But that doesn't mean the dealer isn't a part of the process. Nor does it mean Chevy is backing down on in-person auto shows and debuts, longstanding rites in the industry waylaid over the past year by the global coronavirus. 

General Motors Co. on Wednesday launched Chevy MyWay, which allows customers to access live tours of the Chevy lineup with a product specialist. 
The Chevy MyWay platform launched Wednesday in a test mode. Chevrolet plans to ramp up the virtual tour platform to offer more capabilities over the next few weeks and two months.

"The pandemic is gonna cause fundamental sea change but you know there's something very powerful about that visceral reaction to an actual physical property," Steve Majoros, vice president of Chevrolet marketing, said Wednesday. "While we have done very unique things recently with Hummer and Lyric, and what you'll see from us from Chevrolet with EV and EUV will largely be rooted in digital applications, we certainly see a role for that physical experience and engagement with the vehicle."

With auto shows canceled and businesses closed because of the pandemic, GM and other automakers switched gears last year to virtual product debuts and saw increased use of online vehicle shopping platforms like GM's Shop-Click-Drive.
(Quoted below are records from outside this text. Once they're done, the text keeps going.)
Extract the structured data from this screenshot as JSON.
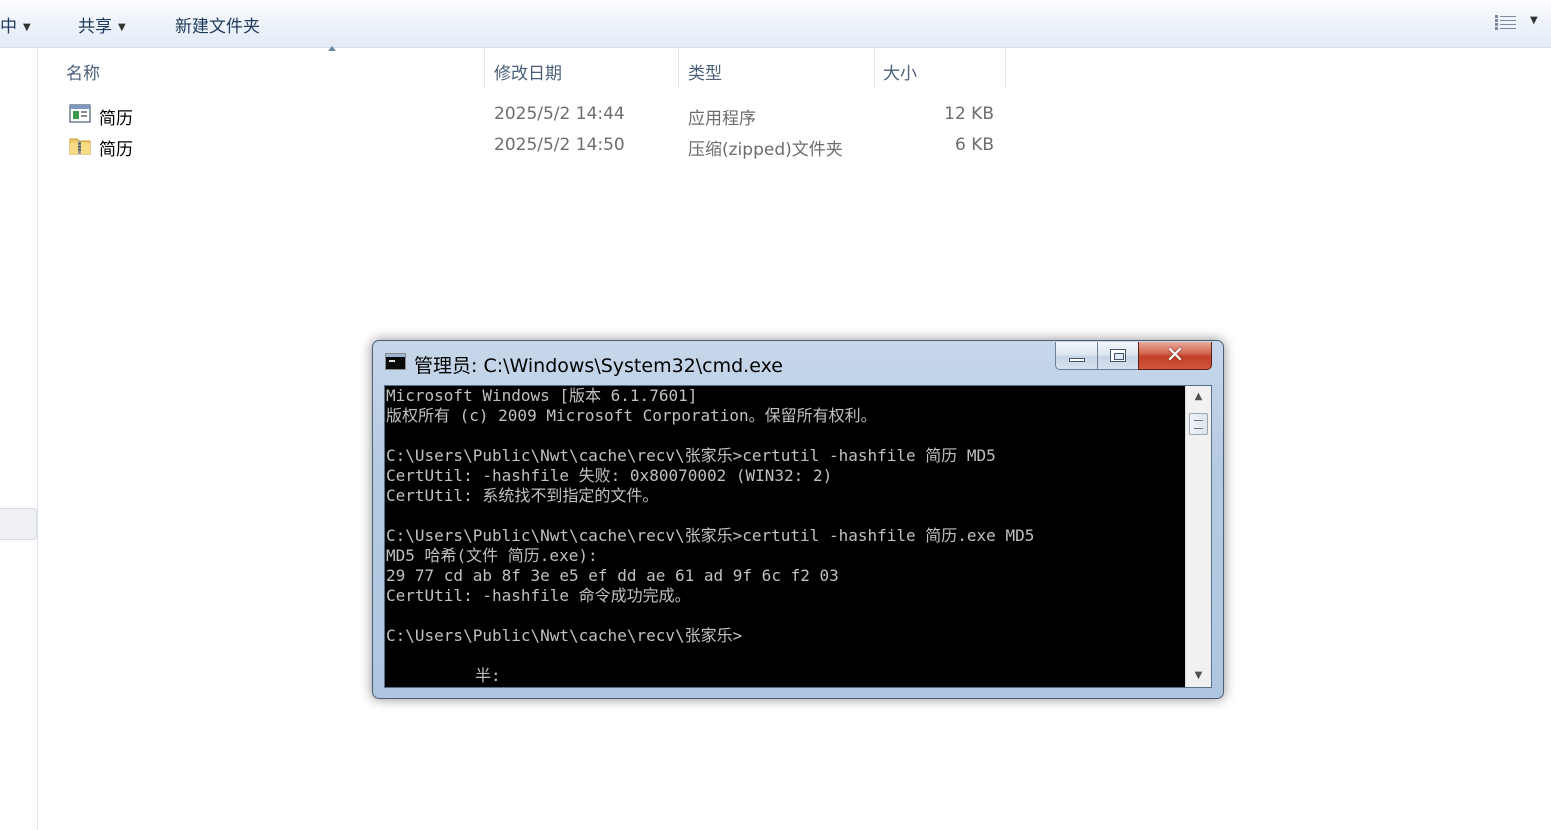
{
  "toolbar": {
    "organize_partial": "中",
    "share": "共享",
    "new_folder": "新建文件夹"
  },
  "columns": {
    "name": "名称",
    "date": "修改日期",
    "type": "类型",
    "size": "大小"
  },
  "files": [
    {
      "name": "简历",
      "date": "2025/5/2 14:44",
      "type": "应用程序",
      "size": "12 KB",
      "icon": "application-icon"
    },
    {
      "name": "简历",
      "date": "2025/5/2 14:50",
      "type": "压缩(zipped)文件夹",
      "size": "6 KB",
      "icon": "zip-folder-icon"
    }
  ],
  "cmd": {
    "title": "管理员: C:\\Windows\\System32\\cmd.exe",
    "lines": [
      "Microsoft Windows [版本 6.1.7601]",
      "版权所有 (c) 2009 Microsoft Corporation。保留所有权利。",
      "",
      "C:\\Users\\Public\\Nwt\\cache\\recv\\张家乐>certutil -hashfile 简历 MD5",
      "CertUtil: -hashfile 失败: 0x80070002 (WIN32: 2)",
      "CertUtil: 系统找不到指定的文件。",
      "",
      "C:\\Users\\Public\\Nwt\\cache\\recv\\张家乐>certutil -hashfile 简历.exe MD5",
      "MD5 哈希(文件 简历.exe):",
      "29 77 cd ab 8f 3e e5 ef dd ae 61 ad 9f 6c f2 03",
      "CertUtil: -hashfile 命令成功完成。",
      "",
      "C:\\Users\\Public\\Nwt\\cache\\recv\\张家乐>"
    ],
    "ime_status": "半:"
  },
  "colors": {
    "console_bg": "#000000",
    "console_fg": "#c0c0c0",
    "close_red": "#c2402a",
    "window_frame": "#b5cbe3"
  }
}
Cadillac LIVE launched right before the pandemic, giving customers the opportunity to experience Cadillac products through live virtual tours — a handy tool for some dealers when in-person dealership sales were halted for a brief time. 

"It was perfect timing," said Gavin Pierce, partner at John Elway Cadillac located near Denver.
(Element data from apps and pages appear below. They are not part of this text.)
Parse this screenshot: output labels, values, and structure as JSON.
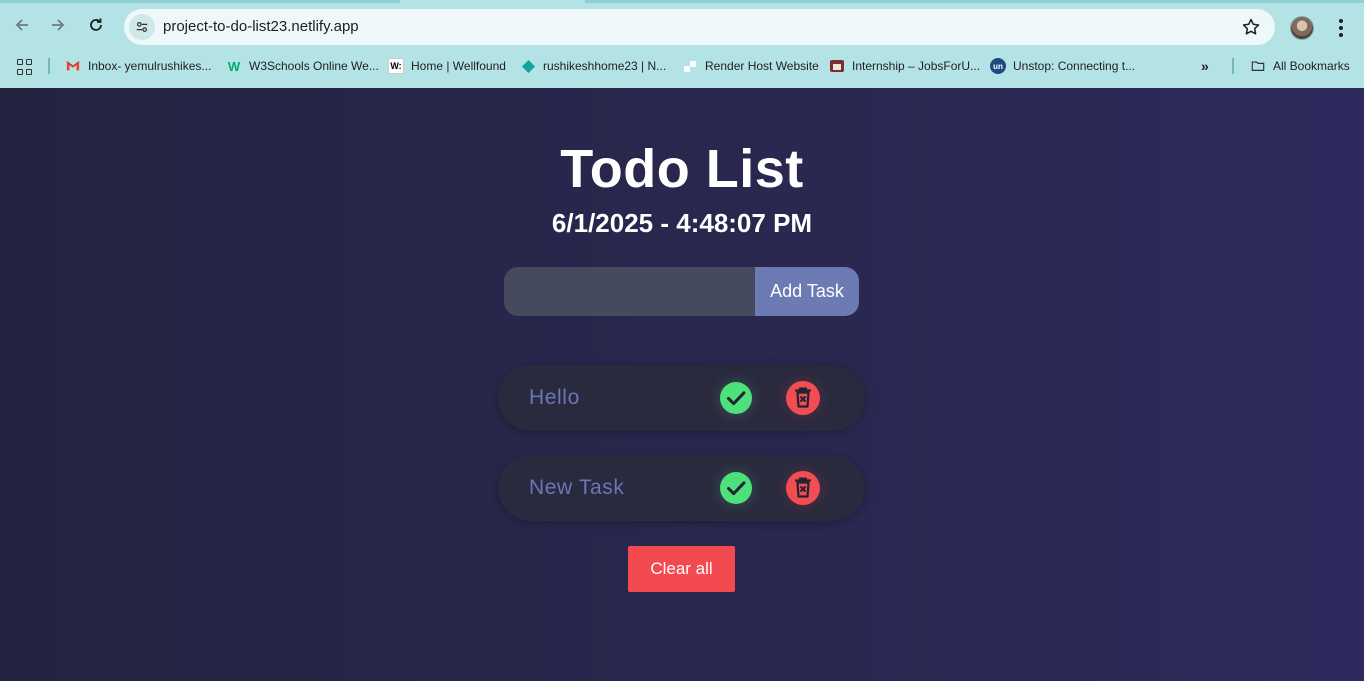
{
  "browser": {
    "url": "project-to-do-list23.netlify.app",
    "bookmarks": [
      {
        "label": "Inbox- yemulrushikes...",
        "icon": "gmail-icon"
      },
      {
        "label": "W3Schools Online We...",
        "icon": "w3schools-icon"
      },
      {
        "label": "Home | Wellfound",
        "icon": "wellfound-icon"
      },
      {
        "label": "rushikeshhome23 | N...",
        "icon": "netlify-icon"
      },
      {
        "label": "Render Host Website",
        "icon": "render-icon"
      },
      {
        "label": "Internship – JobsForU...",
        "icon": "jobsforu-icon"
      },
      {
        "label": "Unstop: Connecting t...",
        "icon": "unstop-icon"
      }
    ],
    "all_bookmarks_label": "All Bookmarks"
  },
  "app": {
    "title": "Todo List",
    "datetime": "6/1/2025 - 4:48:07 PM",
    "input_value": "",
    "add_button_label": "Add Task",
    "tasks": [
      {
        "label": "Hello"
      },
      {
        "label": "New Task"
      }
    ],
    "clear_button_label": "Clear all"
  },
  "colors": {
    "background": "#2b2853",
    "accent": "#6d7bb5",
    "complete": "#4ee07a",
    "delete": "#f34c53"
  }
}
"We had our team contact all of our guests and say:  'Hey, since we don't have the ability to have you come to the store, we'd like you to reach out to our team at Cadillac LIVE and they'll give you a great presentation of the vehicle.' And a lot of dealers didn't have the vehicle in stock anyway, so it's a really good way to get the guests engaged without them deferring or wanting to look at other brands."

Pierce says "most definitely" the platform helped the dealership make sales, though he maintains the people at the dealership are the "No. 1 asset." 

Cadillac LIVE has seen consistent growth since launching in December 2019. During the pandemic, the average monthly Cadillac LIVE visits more than doubled their pre-pandemic levels from January and February, peaking in May with over 65,000 visits —2.5 times higher from the January-February monthly average. Since then Cadillac LIVE has seen between 58,000 to 60,0000 visits a month, the luxury brand said. 

Carlos Mojica, senior manager of retail development for LaFontaine Auto Group with a Cadillac dealership in Highland, said it's difficult to say if the dealership received any leads or sales from Cadillac LIVE, but "having an outlet where people can experience the vehicle without the vehicle in front of them ... anytime that we can do that the customers feel more comfortable with the product. It's a unique way to get in front of guests." 

General Motors Co. on Wednesday launched Chevy MyWay, which allows customers to access live tours of the Chevy lineup with a product specialist.

LaFontaine also has a Chevrolet dealership in Dexter, which the auto group supports: "We're trying to build off of all these things that the OEMs are using but also make them unique to us ...  we try to enhance and build on the tools that we are utilizing, but also customize them for our needs," said Max Muncey, senior manager of corporate communications for the auto group. 

The live platforms could help GM showcase future electric products, officials say. GM wants to field 30 all-electric models globally by mid-decade, and it plans to make 40% of its U.S. entries battery-electric vehicles by the end of 2025.

Chevrolet currently only offers the Bolt EV, but it will be launching the larger Bolt EUV this summer. Beyond those vehicles, Chevy will offer four new electric vehicles based off of GM's Ultium battery platform, including a pickup and a crossover/SUV. Large-format pouch style cells on the Ultium battery can be stacked vertically or horizontally inside the battery pack, allowing designers to optimize battery storage and layout for each vehicle's design. 

Chevrolet is expected to the Consumer Electronics Show. GM CEO Mary Barra is the keynote speaker on Jan. 12. 

Chevy MyWay can be accessed at: www.chevrolet.com/myway

khall@detroitnews.com

Twitter:@bykaleahall